Here be dragons! Lovers of Game of Thrones, Eragon, and philosophy are bound to adore Rosaria Munda’s debut novel, Fireborne, a captivating, dragon-filled YA fantasy that is heavily inspired by Plato’s The Republic.
It’s about time we had a proper dragon fantasy gracing the shelves! This is the best book I have read this year by far (and I am definitely experiencing a book hangover from this beauty right now). At first, I was prepared for a cliché romp through a stereotypical fantasy world, but boy how I was wrong. Fireborne almost reads as a dystopian fantasy, a world that has been turned upside down and forced into a new order. Yet, at the same time, It felt like I was reading Top Gun but with dragons.
The story centers around two young dragon riders who survived a bloody revolution. Antigone, “Annie,” is an orphan and a former serf. Her family was burned to death by dragonfire caused by their ruling dragonlord. Lee is a dragonlord’s son, who watched his family be butchered by revolutionaries. Because of this revolution, both Annie and Lee grew up in an orphanage together. For over seven years and despite their different backgrounds, they have become close friends and have trained to be the best dragonriders in Callipolis’ fleet. However, everything changes when survivors of the old government, the dragonlords, return with a dragon fleet of their own, ready to claim everything they have lost.

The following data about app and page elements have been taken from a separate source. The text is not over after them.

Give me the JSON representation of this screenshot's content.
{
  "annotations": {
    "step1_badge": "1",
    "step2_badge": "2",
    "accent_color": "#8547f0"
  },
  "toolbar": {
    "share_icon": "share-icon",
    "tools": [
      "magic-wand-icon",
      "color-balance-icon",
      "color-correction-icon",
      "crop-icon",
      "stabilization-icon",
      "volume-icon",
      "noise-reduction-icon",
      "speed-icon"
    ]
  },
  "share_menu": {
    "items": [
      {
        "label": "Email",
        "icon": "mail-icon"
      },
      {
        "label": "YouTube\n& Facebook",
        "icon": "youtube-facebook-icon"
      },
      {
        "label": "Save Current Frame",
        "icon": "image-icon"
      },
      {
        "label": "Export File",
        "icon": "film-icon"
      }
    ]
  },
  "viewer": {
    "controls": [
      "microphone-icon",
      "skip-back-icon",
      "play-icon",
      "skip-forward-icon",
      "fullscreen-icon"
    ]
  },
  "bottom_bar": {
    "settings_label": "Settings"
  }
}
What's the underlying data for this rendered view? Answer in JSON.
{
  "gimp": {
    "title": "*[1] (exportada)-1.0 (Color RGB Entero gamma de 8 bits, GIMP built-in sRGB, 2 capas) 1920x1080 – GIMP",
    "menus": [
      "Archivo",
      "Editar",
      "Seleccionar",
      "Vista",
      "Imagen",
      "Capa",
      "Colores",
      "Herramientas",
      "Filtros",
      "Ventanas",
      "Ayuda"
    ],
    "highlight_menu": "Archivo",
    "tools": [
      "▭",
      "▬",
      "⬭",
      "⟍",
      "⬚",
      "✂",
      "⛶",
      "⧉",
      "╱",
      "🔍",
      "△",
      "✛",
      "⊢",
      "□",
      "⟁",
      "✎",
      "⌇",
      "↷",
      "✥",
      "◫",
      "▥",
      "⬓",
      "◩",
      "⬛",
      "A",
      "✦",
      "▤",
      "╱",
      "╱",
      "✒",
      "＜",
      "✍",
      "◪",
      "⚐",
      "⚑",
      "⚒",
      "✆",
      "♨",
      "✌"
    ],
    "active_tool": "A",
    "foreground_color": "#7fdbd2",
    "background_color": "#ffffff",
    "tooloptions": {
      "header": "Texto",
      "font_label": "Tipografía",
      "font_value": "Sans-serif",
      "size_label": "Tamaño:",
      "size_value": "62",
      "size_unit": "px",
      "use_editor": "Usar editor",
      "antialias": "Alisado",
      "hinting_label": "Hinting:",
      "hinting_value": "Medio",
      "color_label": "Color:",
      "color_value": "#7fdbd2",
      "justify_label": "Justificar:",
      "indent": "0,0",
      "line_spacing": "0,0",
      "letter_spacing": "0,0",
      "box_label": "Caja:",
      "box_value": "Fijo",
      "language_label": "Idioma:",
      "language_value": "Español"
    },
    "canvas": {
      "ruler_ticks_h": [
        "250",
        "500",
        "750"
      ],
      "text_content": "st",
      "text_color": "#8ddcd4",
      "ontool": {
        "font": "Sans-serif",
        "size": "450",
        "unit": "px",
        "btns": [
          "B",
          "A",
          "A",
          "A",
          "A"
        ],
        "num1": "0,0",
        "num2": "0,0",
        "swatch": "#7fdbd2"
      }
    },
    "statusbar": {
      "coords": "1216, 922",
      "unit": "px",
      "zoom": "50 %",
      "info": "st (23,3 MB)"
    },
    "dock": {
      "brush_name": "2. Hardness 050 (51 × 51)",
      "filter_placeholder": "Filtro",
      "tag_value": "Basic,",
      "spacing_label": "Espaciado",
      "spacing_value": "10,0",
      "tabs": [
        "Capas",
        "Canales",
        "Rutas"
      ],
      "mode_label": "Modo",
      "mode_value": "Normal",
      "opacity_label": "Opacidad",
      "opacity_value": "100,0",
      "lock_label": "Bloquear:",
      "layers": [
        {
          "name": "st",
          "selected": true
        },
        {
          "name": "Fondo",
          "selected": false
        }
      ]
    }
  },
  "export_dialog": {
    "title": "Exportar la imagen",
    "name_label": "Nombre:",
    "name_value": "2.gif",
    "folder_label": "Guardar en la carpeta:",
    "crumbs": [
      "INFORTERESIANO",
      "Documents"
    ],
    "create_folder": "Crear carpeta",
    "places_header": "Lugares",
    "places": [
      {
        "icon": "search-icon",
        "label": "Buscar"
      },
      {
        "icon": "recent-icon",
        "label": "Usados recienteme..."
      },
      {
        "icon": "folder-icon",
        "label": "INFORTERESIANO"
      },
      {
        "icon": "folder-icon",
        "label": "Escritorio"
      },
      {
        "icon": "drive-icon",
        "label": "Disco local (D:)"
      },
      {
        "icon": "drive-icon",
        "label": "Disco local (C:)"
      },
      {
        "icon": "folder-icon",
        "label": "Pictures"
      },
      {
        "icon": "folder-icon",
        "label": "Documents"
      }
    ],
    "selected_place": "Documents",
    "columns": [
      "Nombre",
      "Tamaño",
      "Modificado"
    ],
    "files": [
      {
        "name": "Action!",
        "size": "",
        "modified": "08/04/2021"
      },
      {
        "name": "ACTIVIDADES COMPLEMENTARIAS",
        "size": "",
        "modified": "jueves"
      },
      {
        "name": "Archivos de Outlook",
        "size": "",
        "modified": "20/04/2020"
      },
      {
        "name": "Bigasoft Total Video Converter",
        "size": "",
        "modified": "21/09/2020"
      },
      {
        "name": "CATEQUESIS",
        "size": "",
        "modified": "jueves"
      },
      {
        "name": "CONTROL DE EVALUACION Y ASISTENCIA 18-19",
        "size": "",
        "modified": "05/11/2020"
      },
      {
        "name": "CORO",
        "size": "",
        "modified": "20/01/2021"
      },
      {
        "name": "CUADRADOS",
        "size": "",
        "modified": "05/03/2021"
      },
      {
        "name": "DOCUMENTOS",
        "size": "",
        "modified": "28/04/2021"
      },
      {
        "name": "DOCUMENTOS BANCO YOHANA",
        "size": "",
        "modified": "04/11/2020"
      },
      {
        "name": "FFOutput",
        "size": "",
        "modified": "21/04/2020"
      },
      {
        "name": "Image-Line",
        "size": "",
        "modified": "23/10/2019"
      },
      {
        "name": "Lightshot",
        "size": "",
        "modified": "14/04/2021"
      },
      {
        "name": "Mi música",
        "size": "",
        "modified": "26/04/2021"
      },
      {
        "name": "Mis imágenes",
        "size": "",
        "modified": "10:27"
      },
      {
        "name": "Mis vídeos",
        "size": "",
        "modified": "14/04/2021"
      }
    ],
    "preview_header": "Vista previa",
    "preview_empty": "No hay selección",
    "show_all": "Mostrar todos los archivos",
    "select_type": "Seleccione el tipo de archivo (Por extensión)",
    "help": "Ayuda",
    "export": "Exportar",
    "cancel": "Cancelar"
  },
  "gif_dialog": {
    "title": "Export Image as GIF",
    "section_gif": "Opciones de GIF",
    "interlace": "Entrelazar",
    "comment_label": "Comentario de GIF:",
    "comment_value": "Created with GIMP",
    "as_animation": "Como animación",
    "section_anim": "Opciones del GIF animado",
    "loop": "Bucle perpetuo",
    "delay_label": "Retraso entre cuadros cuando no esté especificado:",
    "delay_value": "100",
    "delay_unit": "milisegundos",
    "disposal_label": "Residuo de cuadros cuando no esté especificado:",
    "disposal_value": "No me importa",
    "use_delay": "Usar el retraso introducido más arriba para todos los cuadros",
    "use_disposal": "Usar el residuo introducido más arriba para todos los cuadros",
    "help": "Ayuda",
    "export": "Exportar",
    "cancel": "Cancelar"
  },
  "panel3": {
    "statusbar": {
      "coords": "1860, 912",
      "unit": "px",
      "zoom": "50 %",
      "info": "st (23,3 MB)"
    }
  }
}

With war being inevitable, Lee’s relationship with Annie is thrown into the fire, as he has to make a choice between betraying his old family or the new one he has found in Annie and their peers. And Annie must make a choice between protecting Lee’s identity, or being the hero her city needs.
The world of Callipolis is fascinating, no doubt because its government is based off of Plato’s Republic. It is an island in the middle of the sea. Its whole system is based on something called the “metals test.” Every individual takes a test, and their score determines what “metal” (aka class) they will be for the rest of their lives. For example, those who test as iron are unskilled laborers, like textile and mine workers. Those who test gold are the philosophers, the poets, the scholarly. In Callipolis, your quality of life is dependent on the metal in your wristband. Munda also created an entire epic poem called The Aurelian Cycle, which is woven throughout the entire story. She truly has taken her time with the lore of this world, and it shows.
Besides the world, I loved the characters. Both Annie and Lee felt alive and realistic. They had their own demons, but they also shared a deep bond together that was innocent and pure. It was awesome to see them truly be friends, rather than instant lovers. In fact, both Annie and Lee spend most of their time having relationships with other people. I also can’t pick who I like more. Lee is confident, yet desperately wants to be safe and loved. Annie is shy, yet fiercely determined. They are not perfect people. They make bad decisions. They also deal with the consequences of their decisions. Every action they do bears some weight with the story, which allows you to become fully invested in their plight to be the best dragonrider, protect their city, and find where they belong. In addition, Annie and Lee’s peers are all fantastic and fleshed-out characters. An entire book could easily be dedicated to any one of the side characters. Every single one felt like they mattered and added to the scene. I particularly loved Duck and Crissa.
Overall, Fireborne is everything I have ever wanted in a dragon fantasy. The dragons are important and not gimmicky. The dragon riding sounds like the most terrifying and amazing experience. The world has a fascinating government system and is on an island (so it has a gorgeous and intoxicating setting). Everything in this story feels important. I didn’t find myself skimming over any details. I cannot wait to read the second installment of this series, which is called The Aurelian Cycle. If you enjoy The Elder Scrolls: Skyrim or How to Train Your Dragon, you will probably love this story too.